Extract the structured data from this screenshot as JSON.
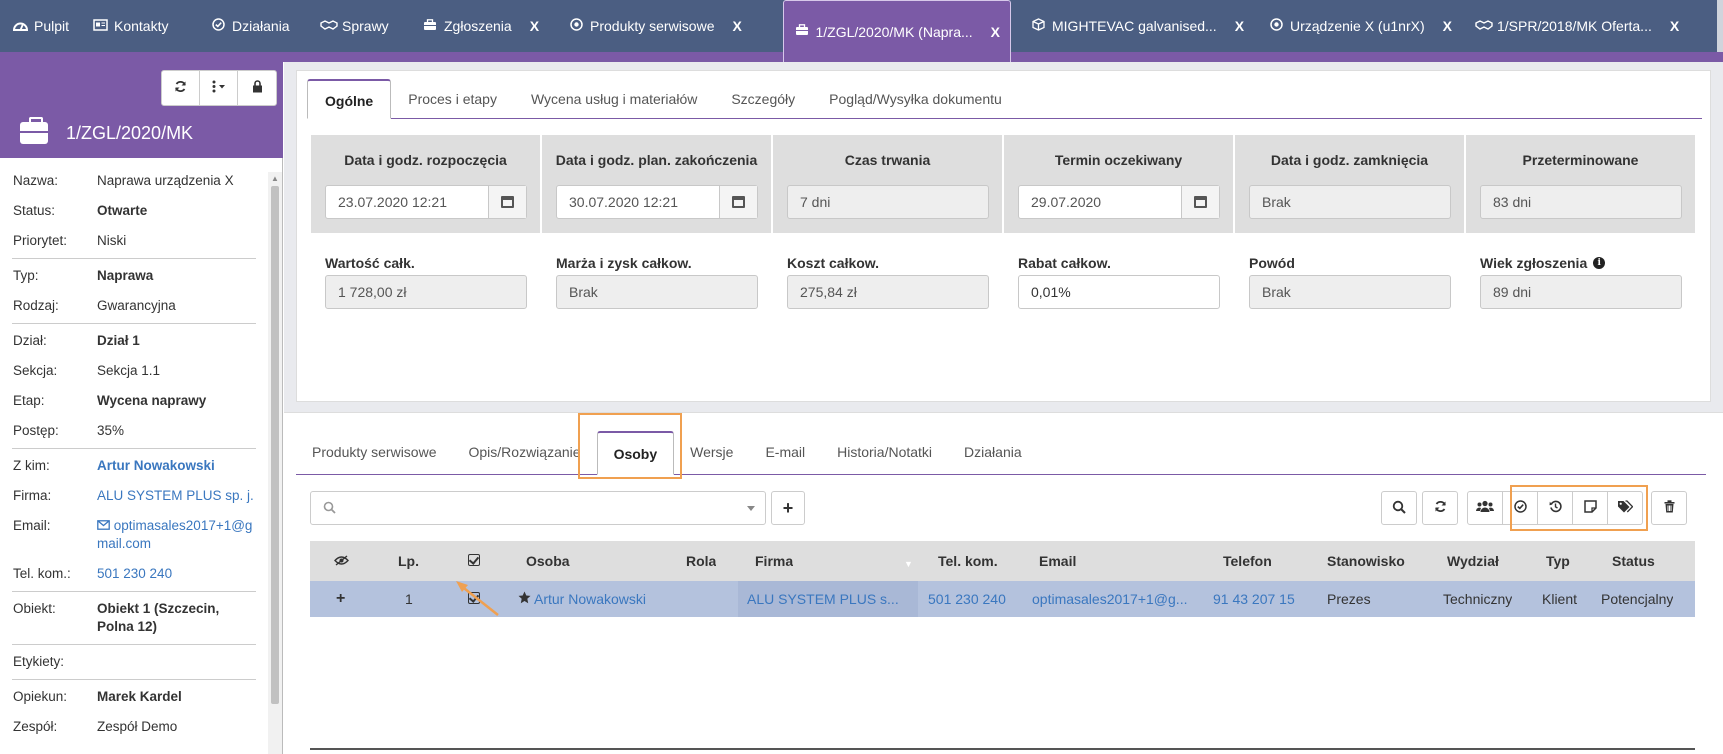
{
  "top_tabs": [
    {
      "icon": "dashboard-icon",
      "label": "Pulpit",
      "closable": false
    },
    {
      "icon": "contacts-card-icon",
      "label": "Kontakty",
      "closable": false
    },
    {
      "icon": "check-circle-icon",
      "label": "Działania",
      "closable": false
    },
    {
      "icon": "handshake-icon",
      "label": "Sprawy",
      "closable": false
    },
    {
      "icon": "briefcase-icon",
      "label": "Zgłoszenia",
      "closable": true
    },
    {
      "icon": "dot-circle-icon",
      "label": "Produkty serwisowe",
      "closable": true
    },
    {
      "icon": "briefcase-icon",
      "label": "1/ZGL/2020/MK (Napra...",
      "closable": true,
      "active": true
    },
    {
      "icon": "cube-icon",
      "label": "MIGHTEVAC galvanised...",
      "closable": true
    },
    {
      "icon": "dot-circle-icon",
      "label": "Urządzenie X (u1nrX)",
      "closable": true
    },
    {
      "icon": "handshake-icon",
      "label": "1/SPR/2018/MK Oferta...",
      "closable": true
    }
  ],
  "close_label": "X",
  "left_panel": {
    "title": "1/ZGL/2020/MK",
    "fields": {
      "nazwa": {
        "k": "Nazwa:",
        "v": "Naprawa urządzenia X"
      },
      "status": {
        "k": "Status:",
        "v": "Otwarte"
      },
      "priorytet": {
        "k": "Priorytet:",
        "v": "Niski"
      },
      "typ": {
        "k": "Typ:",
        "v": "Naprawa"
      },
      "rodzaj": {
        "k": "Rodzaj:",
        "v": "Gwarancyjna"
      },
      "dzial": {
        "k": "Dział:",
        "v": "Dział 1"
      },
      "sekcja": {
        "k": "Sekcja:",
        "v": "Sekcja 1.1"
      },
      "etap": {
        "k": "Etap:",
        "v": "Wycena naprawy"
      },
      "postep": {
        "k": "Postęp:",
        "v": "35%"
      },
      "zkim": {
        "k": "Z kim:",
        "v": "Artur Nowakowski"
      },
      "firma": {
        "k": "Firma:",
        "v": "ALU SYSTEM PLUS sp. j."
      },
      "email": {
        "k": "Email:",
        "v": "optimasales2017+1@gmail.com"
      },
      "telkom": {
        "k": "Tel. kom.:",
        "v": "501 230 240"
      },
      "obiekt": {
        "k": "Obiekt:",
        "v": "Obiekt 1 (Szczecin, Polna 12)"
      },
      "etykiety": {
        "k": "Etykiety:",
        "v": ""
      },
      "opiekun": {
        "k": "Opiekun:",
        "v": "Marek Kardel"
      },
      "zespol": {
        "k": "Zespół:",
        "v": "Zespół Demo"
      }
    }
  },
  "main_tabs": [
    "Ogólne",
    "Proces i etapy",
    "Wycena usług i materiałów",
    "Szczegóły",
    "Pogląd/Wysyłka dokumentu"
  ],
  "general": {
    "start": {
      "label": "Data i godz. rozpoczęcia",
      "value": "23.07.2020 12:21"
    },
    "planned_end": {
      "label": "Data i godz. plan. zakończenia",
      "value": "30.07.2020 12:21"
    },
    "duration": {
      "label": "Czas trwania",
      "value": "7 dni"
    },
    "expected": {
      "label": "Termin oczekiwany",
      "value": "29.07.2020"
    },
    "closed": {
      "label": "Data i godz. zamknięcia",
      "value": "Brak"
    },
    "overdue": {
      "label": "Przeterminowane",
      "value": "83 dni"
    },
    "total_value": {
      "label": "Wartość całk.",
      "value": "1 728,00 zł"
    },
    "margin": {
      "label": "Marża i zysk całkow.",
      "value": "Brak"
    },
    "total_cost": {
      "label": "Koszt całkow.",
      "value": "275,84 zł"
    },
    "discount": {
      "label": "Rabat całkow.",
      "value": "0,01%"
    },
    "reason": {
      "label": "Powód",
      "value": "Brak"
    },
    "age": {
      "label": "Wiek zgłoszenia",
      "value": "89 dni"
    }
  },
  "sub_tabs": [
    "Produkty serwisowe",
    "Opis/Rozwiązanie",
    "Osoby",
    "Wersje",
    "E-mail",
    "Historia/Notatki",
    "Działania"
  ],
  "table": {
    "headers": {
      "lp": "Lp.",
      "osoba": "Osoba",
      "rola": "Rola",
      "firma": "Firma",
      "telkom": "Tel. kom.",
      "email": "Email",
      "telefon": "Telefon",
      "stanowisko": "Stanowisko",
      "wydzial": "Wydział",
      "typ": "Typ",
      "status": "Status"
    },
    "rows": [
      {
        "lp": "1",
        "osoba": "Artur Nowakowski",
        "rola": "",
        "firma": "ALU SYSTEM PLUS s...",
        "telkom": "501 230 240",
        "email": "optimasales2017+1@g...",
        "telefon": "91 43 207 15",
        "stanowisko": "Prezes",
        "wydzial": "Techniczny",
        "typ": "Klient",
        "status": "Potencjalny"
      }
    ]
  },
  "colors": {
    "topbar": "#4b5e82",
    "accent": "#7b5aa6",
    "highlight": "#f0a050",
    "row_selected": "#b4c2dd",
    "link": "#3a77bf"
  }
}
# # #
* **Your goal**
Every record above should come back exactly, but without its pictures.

* **Final answer**
Extract the structured data from this screenshot as JSON.
{
  "top_tabs": [
    {
      "icon": "dashboard-icon",
      "label": "Pulpit",
      "closable": false
    },
    {
      "icon": "contacts-card-icon",
      "label": "Kontakty",
      "closable": false
    },
    {
      "icon": "check-circle-icon",
      "label": "Działania",
      "closable": false
    },
    {
      "icon": "handshake-icon",
      "label": "Sprawy",
      "closable": false
    },
    {
      "icon": "briefcase-icon",
      "label": "Zgłoszenia",
      "closable": true
    },
    {
      "icon": "dot-circle-icon",
      "label": "Produkty serwisowe",
      "closable": true
    },
    {
      "icon": "briefcase-icon",
      "label": "1/ZGL/2020/MK (Napra...",
      "closable": true,
      "active": true
    },
    {
      "icon": "cube-icon",
      "label": "MIGHTEVAC galvanised...",
      "closable": true
    },
    {
      "icon": "dot-circle-icon",
      "label": "Urządzenie X (u1nrX)",
      "closable": true
    },
    {
      "icon": "handshake-icon",
      "label": "1/SPR/2018/MK Oferta...",
      "closable": true
    }
  ],
  "close_label": "X",
  "left_panel": {
    "title": "1/ZGL/2020/MK",
    "fields": {
      "nazwa": {
        "k": "Nazwa:",
        "v": "Naprawa urządzenia X"
      },
      "status": {
        "k": "Status:",
        "v": "Otwarte"
      },
      "priorytet": {
        "k": "Priorytet:",
        "v": "Niski"
      },
      "typ": {
        "k": "Typ:",
        "v": "Naprawa"
      },
      "rodzaj": {
        "k": "Rodzaj:",
        "v": "Gwarancyjna"
      },
      "dzial": {
        "k": "Dział:",
        "v": "Dział 1"
      },
      "sekcja": {
        "k": "Sekcja:",
        "v": "Sekcja 1.1"
      },
      "etap": {
        "k": "Etap:",
        "v": "Wycena naprawy"
      },
      "postep": {
        "k": "Postęp:",
        "v": "35%"
      },
      "zkim": {
        "k": "Z kim:",
        "v": "Artur Nowakowski"
      },
      "firma": {
        "k": "Firma:",
        "v": "ALU SYSTEM PLUS sp. j."
      },
      "email": {
        "k": "Email:",
        "v": "optimasales2017+1@gmail.com"
      },
      "telkom": {
        "k": "Tel. kom.:",
        "v": "501 230 240"
      },
      "obiekt": {
        "k": "Obiekt:",
        "v": "Obiekt 1 (Szczecin, Polna 12)"
      },
      "etykiety": {
        "k": "Etykiety:",
        "v": ""
      },
      "opiekun": {
        "k": "Opiekun:",
        "v": "Marek Kardel"
      },
      "zespol": {
        "k": "Zespół:",
        "v": "Zespół Demo"
      }
    }
  },
  "main_tabs": [
    "Ogólne",
    "Proces i etapy",
    "Wycena usług i materiałów",
    "Szczegóły",
    "Pogląd/Wysyłka dokumentu"
  ],
  "general": {
    "start": {
      "label": "Data i godz. rozpoczęcia",
      "value": "23.07.2020 12:21"
    },
    "planned_end": {
      "label": "Data i godz. plan. zakończenia",
      "value": "30.07.2020 12:21"
    },
    "duration": {
      "label": "Czas trwania",
      "value": "7 dni"
    },
    "expected": {
      "label": "Termin oczekiwany",
      "value": "29.07.2020"
    },
    "closed": {
      "label": "Data i godz. zamknięcia",
      "value": "Brak"
    },
    "overdue": {
      "label": "Przeterminowane",
      "value": "83 dni"
    },
    "total_value": {
      "label": "Wartość całk.",
      "value": "1 728,00 zł"
    },
    "margin": {
      "label": "Marża i zysk całkow.",
      "value": "Brak"
    },
    "total_cost": {
      "label": "Koszt całkow.",
      "value": "275,84 zł"
    },
    "discount": {
      "label": "Rabat całkow.",
      "value": "0,01%"
    },
    "reason": {
      "label": "Powód",
      "value": "Brak"
    },
    "age": {
      "label": "Wiek zgłoszenia",
      "value": "89 dni"
    }
  },
  "sub_tabs": [
    "Produkty serwisowe",
    "Opis/Rozwiązanie",
    "Osoby",
    "Wersje",
    "E-mail",
    "Historia/Notatki",
    "Działania"
  ],
  "table": {
    "headers": {
      "lp": "Lp.",
      "osoba": "Osoba",
      "rola": "Rola",
      "firma": "Firma",
      "telkom": "Tel. kom.",
      "email": "Email",
      "telefon": "Telefon",
      "stanowisko": "Stanowisko",
      "wydzial": "Wydział",
      "typ": "Typ",
      "status": "Status"
    },
    "rows": [
      {
        "lp": "1",
        "osoba": "Artur Nowakowski",
        "rola": "",
        "firma": "ALU SYSTEM PLUS s...",
        "telkom": "501 230 240",
        "email": "optimasales2017+1@g...",
        "telefon": "91 43 207 15",
        "stanowisko": "Prezes",
        "wydzial": "Techniczny",
        "typ": "Klient",
        "status": "Potencjalny"
      }
    ]
  },
  "colors": {
    "topbar": "#4b5e82",
    "accent": "#7b5aa6",
    "highlight": "#f0a050",
    "row_selected": "#b4c2dd",
    "link": "#3a77bf"
  }
}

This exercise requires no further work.